Data supplied
▬▬▬
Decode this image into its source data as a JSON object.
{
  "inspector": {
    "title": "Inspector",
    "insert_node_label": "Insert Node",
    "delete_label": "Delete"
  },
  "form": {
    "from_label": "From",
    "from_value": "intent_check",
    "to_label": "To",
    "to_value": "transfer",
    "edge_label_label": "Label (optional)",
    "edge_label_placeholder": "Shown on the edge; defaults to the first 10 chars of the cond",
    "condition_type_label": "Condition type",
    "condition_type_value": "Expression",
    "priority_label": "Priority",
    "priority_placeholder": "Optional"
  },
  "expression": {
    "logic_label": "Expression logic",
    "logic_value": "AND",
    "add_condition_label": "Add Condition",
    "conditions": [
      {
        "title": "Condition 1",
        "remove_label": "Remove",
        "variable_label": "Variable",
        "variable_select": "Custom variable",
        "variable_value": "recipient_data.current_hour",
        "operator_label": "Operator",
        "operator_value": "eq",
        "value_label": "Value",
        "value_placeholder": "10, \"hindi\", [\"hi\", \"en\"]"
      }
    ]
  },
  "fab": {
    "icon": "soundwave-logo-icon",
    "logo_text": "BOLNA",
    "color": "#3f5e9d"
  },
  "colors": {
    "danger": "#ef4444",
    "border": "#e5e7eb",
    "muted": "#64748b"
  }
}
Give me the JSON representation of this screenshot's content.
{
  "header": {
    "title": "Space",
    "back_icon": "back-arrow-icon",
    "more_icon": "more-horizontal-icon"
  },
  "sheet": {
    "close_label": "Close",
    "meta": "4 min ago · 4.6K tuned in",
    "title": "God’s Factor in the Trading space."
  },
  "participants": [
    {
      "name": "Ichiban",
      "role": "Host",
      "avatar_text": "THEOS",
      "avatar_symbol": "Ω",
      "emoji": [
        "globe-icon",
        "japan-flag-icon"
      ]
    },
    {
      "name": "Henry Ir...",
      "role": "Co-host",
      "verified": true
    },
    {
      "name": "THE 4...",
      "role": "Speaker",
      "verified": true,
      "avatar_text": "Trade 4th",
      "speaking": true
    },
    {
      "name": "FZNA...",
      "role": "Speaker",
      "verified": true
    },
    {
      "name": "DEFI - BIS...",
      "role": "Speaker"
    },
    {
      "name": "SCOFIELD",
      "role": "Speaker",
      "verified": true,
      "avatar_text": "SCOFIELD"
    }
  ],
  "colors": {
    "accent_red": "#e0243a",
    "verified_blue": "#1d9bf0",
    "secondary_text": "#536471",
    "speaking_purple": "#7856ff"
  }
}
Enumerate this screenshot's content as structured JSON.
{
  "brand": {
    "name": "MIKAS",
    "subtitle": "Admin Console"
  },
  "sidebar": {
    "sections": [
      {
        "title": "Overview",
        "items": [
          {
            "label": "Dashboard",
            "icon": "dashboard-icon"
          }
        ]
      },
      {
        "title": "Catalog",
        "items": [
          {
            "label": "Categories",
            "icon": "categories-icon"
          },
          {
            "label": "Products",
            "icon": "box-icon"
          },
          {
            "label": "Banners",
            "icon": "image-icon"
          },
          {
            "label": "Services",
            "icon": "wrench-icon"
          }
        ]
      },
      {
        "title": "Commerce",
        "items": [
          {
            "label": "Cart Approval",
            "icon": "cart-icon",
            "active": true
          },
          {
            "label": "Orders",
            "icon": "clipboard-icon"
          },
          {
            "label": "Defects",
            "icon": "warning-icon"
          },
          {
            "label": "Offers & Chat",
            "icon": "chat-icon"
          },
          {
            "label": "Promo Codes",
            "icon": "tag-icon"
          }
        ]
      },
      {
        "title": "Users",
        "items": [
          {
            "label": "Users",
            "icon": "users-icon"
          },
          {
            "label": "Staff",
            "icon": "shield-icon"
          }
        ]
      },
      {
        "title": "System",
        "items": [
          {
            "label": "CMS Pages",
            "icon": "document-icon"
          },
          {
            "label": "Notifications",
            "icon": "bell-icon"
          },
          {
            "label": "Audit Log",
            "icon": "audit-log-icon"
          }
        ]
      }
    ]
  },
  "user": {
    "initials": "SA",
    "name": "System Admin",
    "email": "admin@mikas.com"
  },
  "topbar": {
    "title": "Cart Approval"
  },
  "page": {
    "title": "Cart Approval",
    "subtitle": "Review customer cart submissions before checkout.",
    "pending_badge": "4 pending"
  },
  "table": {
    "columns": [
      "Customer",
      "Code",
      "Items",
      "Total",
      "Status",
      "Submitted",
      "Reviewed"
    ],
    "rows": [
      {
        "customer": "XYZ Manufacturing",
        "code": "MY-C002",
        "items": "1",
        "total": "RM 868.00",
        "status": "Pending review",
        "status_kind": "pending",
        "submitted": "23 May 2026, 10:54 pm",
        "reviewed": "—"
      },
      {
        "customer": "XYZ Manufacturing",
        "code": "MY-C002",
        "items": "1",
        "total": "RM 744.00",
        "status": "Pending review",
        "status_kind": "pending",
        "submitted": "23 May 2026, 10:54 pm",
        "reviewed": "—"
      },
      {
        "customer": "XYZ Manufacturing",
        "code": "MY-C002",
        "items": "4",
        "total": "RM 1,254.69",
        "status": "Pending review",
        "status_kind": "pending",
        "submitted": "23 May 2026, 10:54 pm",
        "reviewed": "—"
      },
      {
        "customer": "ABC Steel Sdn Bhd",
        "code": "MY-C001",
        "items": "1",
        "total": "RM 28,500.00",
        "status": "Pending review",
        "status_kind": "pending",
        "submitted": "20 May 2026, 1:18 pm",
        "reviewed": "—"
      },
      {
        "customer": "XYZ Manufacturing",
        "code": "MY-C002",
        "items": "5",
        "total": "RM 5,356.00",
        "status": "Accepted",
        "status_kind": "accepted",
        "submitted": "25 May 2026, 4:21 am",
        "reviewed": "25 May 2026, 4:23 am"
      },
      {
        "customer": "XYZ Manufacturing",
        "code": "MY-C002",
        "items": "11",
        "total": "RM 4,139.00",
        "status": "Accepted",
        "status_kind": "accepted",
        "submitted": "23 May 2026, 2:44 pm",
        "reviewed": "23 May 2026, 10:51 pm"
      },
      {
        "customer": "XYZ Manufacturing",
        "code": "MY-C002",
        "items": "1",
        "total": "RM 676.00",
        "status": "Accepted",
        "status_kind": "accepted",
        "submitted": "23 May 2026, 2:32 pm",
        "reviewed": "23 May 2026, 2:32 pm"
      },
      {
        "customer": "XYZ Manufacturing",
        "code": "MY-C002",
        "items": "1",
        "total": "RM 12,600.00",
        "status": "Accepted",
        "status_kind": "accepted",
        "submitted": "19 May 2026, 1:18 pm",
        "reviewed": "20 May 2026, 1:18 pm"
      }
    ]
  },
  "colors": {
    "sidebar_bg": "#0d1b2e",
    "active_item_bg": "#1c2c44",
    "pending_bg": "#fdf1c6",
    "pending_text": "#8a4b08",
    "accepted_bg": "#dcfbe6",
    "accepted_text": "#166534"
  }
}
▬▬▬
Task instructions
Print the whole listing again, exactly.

Answer space
Decode this image into its source data as a JSON object.
{
  "inspector": {
    "title": "Inspector",
    "insert_node_label": "Insert Node",
    "delete_label": "Delete"
  },
  "form": {
    "from_label": "From",
    "from_value": "intent_check",
    "to_label": "To",
    "to_value": "transfer",
    "edge_label_label": "Label (optional)",
    "edge_label_placeholder": "Shown on the edge; defaults to the first 10 chars of the cond",
    "condition_type_label": "Condition type",
    "condition_type_value": "Expression",
    "priority_label": "Priority",
    "priority_placeholder": "Optional"
  },
  "expression": {
    "logic_label": "Expression logic",
    "logic_value": "AND",
    "add_condition_label": "Add Condition",
    "conditions": [
      {
        "title": "Condition 1",
        "remove_label": "Remove",
        "variable_label": "Variable",
        "variable_select": "Custom variable",
        "variable_value": "recipient_data.current_hour",
        "operator_label": "Operator",
        "operator_value": "eq",
        "value_label": "Value",
        "value_placeholder": "10, \"hindi\", [\"hi\", \"en\"]"
      }
    ]
  },
  "fab": {
    "icon": "soundwave-logo-icon",
    "logo_text": "BOLNA",
    "color": "#3f5e9d"
  },
  "colors": {
    "danger": "#ef4444",
    "border": "#e5e7eb",
    "muted": "#64748b"
  }
}
Give me the JSON representation of this screenshot's content.
{
  "header": {
    "title": "Space",
    "back_icon": "back-arrow-icon",
    "more_icon": "more-horizontal-icon"
  },
  "sheet": {
    "close_label": "Close",
    "meta": "4 min ago · 4.6K tuned in",
    "title": "God’s Factor in the Trading space."
  },
  "participants": [
    {
      "name": "Ichiban",
      "role": "Host",
      "avatar_text": "THEOS",
      "avatar_symbol": "Ω",
      "emoji": [
        "globe-icon",
        "japan-flag-icon"
      ]
    },
    {
      "name": "Henry Ir...",
      "role": "Co-host",
      "verified": true
    },
    {
      "name": "THE 4...",
      "role": "Speaker",
      "verified": true,
      "avatar_text": "Trade 4th",
      "speaking": true
    },
    {
      "name": "FZNA...",
      "role": "Speaker",
      "verified": true
    },
    {
      "name": "DEFI - BIS...",
      "role": "Speaker"
    },
    {
      "name": "SCOFIELD",
      "role": "Speaker",
      "verified": true,
      "avatar_text": "SCOFIELD"
    }
  ],
  "colors": {
    "accent_red": "#e0243a",
    "verified_blue": "#1d9bf0",
    "secondary_text": "#536471",
    "speaking_purple": "#7856ff"
  }
}
Enumerate this screenshot's content as structured JSON.
{
  "brand": {
    "name": "MIKAS",
    "subtitle": "Admin Console"
  },
  "sidebar": {
    "sections": [
      {
        "title": "Overview",
        "items": [
          {
            "label": "Dashboard",
            "icon": "dashboard-icon"
          }
        ]
      },
      {
        "title": "Catalog",
        "items": [
          {
            "label": "Categories",
            "icon": "categories-icon"
          },
          {
            "label": "Products",
            "icon": "box-icon"
          },
          {
            "label": "Banners",
            "icon": "image-icon"
          },
          {
            "label": "Services",
            "icon": "wrench-icon"
          }
        ]
      },
      {
        "title": "Commerce",
        "items": [
          {
            "label": "Cart Approval",
            "icon": "cart-icon",
            "active": true
          },
          {
            "label": "Orders",
            "icon": "clipboard-icon"
          },
          {
            "label": "Defects",
            "icon": "warning-icon"
          },
          {
            "label": "Offers & Chat",
            "icon": "chat-icon"
          },
          {
            "label": "Promo Codes",
            "icon": "tag-icon"
          }
        ]
      },
      {
        "title": "Users",
        "items": [
          {
            "label": "Users",
            "icon": "users-icon"
          },
          {
            "label": "Staff",
            "icon": "shield-icon"
          }
        ]
      },
      {
        "title": "System",
        "items": [
          {
            "label": "CMS Pages",
            "icon": "document-icon"
          },
          {
            "label": "Notifications",
            "icon": "bell-icon"
          },
          {
            "label": "Audit Log",
            "icon": "audit-log-icon"
          }
        ]
      }
    ]
  },
  "user": {
    "initials": "SA",
    "name": "System Admin",
    "email": "admin@mikas.com"
  },
  "topbar": {
    "title": "Cart Approval"
  },
  "page": {
    "title": "Cart Approval",
    "subtitle": "Review customer cart submissions before checkout.",
    "pending_badge": "4 pending"
  },
  "table": {
    "columns": [
      "Customer",
      "Code",
      "Items",
      "Total",
      "Status",
      "Submitted",
      "Reviewed"
    ],
    "rows": [
      {
        "customer": "XYZ Manufacturing",
        "code": "MY-C002",
        "items": "1",
        "total": "RM 868.00",
        "status": "Pending review",
        "status_kind": "pending",
        "submitted": "23 May 2026, 10:54 pm",
        "reviewed": "—"
      },
      {
        "customer": "XYZ Manufacturing",
        "code": "MY-C002",
        "items": "1",
        "total": "RM 744.00",
        "status": "Pending review",
        "status_kind": "pending",
        "submitted": "23 May 2026, 10:54 pm",
        "reviewed": "—"
      },
      {
        "customer": "XYZ Manufacturing",
        "code": "MY-C002",
        "items": "4",
        "total": "RM 1,254.69",
        "status": "Pending review",
        "status_kind": "pending",
        "submitted": "23 May 2026, 10:54 pm",
        "reviewed": "—"
      },
      {
        "customer": "ABC Steel Sdn Bhd",
        "code": "MY-C001",
        "items": "1",
        "total": "RM 28,500.00",
        "status": "Pending review",
        "status_kind": "pending",
        "submitted": "20 May 2026, 1:18 pm",
        "reviewed": "—"
      },
      {
        "customer": "XYZ Manufacturing",
        "code": "MY-C002",
        "items": "5",
        "total": "RM 5,356.00",
        "status": "Accepted",
        "status_kind": "accepted",
        "submitted": "25 May 2026, 4:21 am",
        "reviewed": "25 May 2026, 4:23 am"
      },
      {
        "customer": "XYZ Manufacturing",
        "code": "MY-C002",
        "items": "11",
        "total": "RM 4,139.00",
        "status": "Accepted",
        "status_kind": "accepted",
        "submitted": "23 May 2026, 2:44 pm",
        "reviewed": "23 May 2026, 10:51 pm"
      },
      {
        "customer": "XYZ Manufacturing",
        "code": "MY-C002",
        "items": "1",
        "total": "RM 676.00",
        "status": "Accepted",
        "status_kind": "accepted",
        "submitted": "23 May 2026, 2:32 pm",
        "reviewed": "23 May 2026, 2:32 pm"
      },
      {
        "customer": "XYZ Manufacturing",
        "code": "MY-C002",
        "items": "1",
        "total": "RM 12,600.00",
        "status": "Accepted",
        "status_kind": "accepted",
        "submitted": "19 May 2026, 1:18 pm",
        "reviewed": "20 May 2026, 1:18 pm"
      }
    ]
  },
  "colors": {
    "sidebar_bg": "#0d1b2e",
    "active_item_bg": "#1c2c44",
    "pending_bg": "#fdf1c6",
    "pending_text": "#8a4b08",
    "accepted_bg": "#dcfbe6",
    "accepted_text": "#166534"
  }
}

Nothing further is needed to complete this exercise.